That’s why I recently visited 10 cities to tout a new initiative called Transforming Education in Kentucky, led by a task force of 30 education and community leaders.

I have two goals:

1. To re-energize and unite the business, academic, political and civic communities around our schools.

2. To develop ideas and stitch together an array of existing initiatives into a comprehensive fabric that is more powerful and more focused.

Already we’re using Senate Bill 1 to revise academic content standards ee working with other states to develop college-ready or career-ready standards ee trying to accelerate college and career readiness ee improving graduation rates through the Graduate Kentucky effort ee and applying for part of $4.35 billion available through the federal Race to the Top competition.

We do not want to duplicate these stand alone efforts but to unite them into a common strategy and long-range vision.
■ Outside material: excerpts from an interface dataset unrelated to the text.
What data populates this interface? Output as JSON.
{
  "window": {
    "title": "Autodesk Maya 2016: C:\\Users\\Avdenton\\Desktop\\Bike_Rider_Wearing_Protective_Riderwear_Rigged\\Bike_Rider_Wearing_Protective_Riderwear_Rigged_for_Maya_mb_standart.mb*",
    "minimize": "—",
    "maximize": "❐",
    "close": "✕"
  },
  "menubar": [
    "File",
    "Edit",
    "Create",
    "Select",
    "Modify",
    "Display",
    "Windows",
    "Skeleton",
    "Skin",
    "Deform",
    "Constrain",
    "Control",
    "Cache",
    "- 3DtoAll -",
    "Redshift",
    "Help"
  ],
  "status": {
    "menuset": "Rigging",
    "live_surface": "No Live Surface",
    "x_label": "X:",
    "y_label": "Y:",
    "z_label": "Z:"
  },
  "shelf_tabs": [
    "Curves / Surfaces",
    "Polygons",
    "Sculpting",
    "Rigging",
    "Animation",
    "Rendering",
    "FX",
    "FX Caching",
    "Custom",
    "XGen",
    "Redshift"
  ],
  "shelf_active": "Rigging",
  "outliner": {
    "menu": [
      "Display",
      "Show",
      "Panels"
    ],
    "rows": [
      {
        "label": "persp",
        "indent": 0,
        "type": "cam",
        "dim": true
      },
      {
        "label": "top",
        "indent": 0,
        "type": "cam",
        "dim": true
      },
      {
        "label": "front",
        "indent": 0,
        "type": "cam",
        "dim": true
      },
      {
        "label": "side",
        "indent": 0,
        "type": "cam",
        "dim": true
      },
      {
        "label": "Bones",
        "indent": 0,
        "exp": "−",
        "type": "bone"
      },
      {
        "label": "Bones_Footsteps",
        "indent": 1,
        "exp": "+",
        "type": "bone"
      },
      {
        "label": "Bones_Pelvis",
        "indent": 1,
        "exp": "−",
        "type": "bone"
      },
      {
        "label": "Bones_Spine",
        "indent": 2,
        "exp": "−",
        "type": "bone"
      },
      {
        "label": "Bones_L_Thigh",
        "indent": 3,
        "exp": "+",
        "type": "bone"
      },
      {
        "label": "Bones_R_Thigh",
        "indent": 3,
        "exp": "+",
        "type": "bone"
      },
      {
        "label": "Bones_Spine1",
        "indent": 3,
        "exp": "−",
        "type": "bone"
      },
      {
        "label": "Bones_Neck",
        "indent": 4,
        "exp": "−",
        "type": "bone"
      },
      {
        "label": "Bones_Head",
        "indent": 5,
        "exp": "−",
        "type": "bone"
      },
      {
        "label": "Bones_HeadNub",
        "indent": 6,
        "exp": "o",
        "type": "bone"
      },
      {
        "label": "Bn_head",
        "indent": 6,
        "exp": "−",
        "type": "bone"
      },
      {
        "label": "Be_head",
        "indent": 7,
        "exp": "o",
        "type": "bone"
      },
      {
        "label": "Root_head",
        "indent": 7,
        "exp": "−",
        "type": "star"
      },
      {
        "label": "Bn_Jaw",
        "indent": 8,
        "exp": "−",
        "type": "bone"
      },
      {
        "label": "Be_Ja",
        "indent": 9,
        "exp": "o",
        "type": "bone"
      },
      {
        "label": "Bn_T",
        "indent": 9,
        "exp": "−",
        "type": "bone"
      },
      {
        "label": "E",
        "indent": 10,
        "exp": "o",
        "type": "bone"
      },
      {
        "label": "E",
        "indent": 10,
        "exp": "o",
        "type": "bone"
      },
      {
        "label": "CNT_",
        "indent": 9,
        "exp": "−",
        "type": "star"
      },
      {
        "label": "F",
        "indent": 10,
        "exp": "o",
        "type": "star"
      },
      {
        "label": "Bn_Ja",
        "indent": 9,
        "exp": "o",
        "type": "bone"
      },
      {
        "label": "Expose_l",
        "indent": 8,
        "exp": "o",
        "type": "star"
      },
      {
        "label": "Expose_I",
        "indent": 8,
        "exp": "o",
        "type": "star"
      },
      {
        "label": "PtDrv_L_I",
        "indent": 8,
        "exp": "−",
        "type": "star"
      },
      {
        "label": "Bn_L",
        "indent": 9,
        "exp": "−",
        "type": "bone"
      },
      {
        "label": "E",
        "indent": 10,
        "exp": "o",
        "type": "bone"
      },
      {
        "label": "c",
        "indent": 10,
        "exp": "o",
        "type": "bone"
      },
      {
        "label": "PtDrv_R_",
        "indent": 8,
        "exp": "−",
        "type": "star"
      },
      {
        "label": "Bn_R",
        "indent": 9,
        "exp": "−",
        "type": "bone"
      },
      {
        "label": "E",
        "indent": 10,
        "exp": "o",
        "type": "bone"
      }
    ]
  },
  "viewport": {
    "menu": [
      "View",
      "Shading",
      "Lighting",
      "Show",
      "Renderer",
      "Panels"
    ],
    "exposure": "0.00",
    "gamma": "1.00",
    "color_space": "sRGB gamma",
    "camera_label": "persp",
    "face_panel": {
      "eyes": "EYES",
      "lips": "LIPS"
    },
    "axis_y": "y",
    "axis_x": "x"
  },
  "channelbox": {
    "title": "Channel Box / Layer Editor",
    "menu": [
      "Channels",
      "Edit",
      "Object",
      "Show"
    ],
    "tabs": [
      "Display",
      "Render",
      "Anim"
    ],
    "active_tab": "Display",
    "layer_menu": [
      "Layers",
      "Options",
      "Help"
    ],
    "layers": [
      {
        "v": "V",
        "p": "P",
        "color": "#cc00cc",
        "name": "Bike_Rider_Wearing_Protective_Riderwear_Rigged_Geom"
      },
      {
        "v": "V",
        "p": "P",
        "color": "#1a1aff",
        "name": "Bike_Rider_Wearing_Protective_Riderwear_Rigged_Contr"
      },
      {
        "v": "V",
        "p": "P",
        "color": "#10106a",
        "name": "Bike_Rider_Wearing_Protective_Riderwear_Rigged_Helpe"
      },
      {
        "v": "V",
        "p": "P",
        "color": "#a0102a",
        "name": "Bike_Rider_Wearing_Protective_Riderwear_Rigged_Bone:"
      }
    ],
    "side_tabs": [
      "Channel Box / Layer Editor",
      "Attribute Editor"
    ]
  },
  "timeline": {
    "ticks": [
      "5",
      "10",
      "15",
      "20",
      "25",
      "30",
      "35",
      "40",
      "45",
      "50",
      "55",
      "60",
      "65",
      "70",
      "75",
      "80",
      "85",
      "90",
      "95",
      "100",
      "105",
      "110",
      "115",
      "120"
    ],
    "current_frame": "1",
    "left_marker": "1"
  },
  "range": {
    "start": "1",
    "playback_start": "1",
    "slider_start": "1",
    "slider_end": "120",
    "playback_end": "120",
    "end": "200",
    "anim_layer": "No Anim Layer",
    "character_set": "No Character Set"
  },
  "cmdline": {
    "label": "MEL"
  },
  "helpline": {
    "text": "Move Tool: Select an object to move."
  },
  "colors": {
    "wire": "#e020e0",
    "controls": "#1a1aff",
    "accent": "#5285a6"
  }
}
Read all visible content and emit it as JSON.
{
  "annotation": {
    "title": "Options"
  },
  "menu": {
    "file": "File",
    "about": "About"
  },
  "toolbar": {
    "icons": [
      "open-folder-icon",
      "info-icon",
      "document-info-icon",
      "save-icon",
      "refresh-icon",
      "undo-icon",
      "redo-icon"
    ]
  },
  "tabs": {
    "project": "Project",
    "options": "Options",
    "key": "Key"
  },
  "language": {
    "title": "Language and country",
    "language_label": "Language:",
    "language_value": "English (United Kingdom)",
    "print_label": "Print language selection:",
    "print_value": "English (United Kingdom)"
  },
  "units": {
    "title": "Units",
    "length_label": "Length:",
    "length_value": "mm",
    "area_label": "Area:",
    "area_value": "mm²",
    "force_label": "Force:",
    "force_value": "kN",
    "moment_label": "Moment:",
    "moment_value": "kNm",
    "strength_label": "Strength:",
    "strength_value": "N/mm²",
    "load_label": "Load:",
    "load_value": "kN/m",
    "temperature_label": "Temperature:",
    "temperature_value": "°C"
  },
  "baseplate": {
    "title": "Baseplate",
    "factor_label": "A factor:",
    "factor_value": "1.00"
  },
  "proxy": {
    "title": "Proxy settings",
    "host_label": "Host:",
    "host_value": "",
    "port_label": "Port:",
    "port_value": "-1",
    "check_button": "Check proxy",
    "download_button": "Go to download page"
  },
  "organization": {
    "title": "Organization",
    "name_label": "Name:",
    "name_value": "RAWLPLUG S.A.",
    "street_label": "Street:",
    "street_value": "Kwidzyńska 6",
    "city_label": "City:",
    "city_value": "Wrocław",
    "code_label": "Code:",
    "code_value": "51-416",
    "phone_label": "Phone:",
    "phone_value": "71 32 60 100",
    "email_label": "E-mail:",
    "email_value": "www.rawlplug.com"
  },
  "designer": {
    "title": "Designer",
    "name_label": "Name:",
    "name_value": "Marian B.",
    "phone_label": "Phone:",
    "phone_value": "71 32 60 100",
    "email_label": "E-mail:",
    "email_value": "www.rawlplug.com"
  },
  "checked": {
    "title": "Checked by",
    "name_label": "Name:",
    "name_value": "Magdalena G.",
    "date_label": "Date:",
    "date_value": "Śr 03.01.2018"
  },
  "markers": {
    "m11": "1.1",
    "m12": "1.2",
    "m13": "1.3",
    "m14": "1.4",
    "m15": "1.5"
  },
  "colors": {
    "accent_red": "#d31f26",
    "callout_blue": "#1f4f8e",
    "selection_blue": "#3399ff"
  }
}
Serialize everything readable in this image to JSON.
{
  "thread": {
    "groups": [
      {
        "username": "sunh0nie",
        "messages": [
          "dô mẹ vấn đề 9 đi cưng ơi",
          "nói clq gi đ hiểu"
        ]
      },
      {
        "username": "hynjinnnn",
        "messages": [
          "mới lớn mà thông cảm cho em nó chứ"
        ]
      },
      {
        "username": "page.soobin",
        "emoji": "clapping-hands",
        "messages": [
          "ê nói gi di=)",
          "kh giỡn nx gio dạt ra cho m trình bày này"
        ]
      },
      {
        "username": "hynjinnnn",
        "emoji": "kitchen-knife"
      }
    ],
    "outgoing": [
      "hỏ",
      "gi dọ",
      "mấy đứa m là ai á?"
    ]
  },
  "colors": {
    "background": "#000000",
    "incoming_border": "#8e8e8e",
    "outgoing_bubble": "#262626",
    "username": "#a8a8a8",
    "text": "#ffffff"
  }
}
Let me be clear: We will evaluate what is and isn’t working in our schools, but this initiative is not an evaluation of KERA. Nor is it KERA II. We want to focus on the future, not the past.

The task force will come back with recommendations for the 2011 session in a number of key areas, including:

•Teacher recruitment and retention.

•Career and technical schools.

•The transition from preschool to K-12.

•Opportunities for college credits in high school.

•Use of technology.

•And creating assessments that measure not just knowledge but qualities that employers value, like the ability to analyze, communicate and solve problems.

I did not include “long-term funding” on that list because first, we already all know that we need to invest more in education; and second, the current recession will not allow that additional investment immediately.

The coming budget cycle - without a doubt - will be our most challenging yet.

Yes, indications suggest that the national economy is improving, but the recovery will be a long, slow process. How slow? Experts say state revenues will not return to 2008 levels until 2012.

Over the past few years, we’ve made up that gap by cutting $800 million in spending and by tapping resources like budget reserves and federal stimulus funds.

But our budget reserve is gone, and stimulus funds will soon run out.

We will continue to make tough decisions about spending, just like families are doing. Strong fiscal management has helped us weather this storm better than most states, and it’s helped us focus on priorities.

I have shielded the basic P-12 funding formula - and, to the extent I could, other areas of education - from the deep cuts made elsewhere in state government. I will work hard to do the same in the coming legislative session.

But because of the recession, I will not be able to free up a whole bundle of money to create new programs or to make significant new investments in areas like early childhood development, all-day kindergarten, and teacher pay and training.

However, that doesn’t mean we hunker down and hide.

It means we take this time to aggressively examine our education system and make sure we have the curriculum, teachers, standards and structure in place to prepare our children for the 21st Century.

If we do this, then when the sun does come out at the end of this recession, and we then have significant dollars to invest, we will know not only where to invest those dollars but how to get the most for them.

We cannot waste another minute.

Twenty years ago we made a start. Today, the mission continues.

Let’s re-commit ourselves to ensuring the future of our children.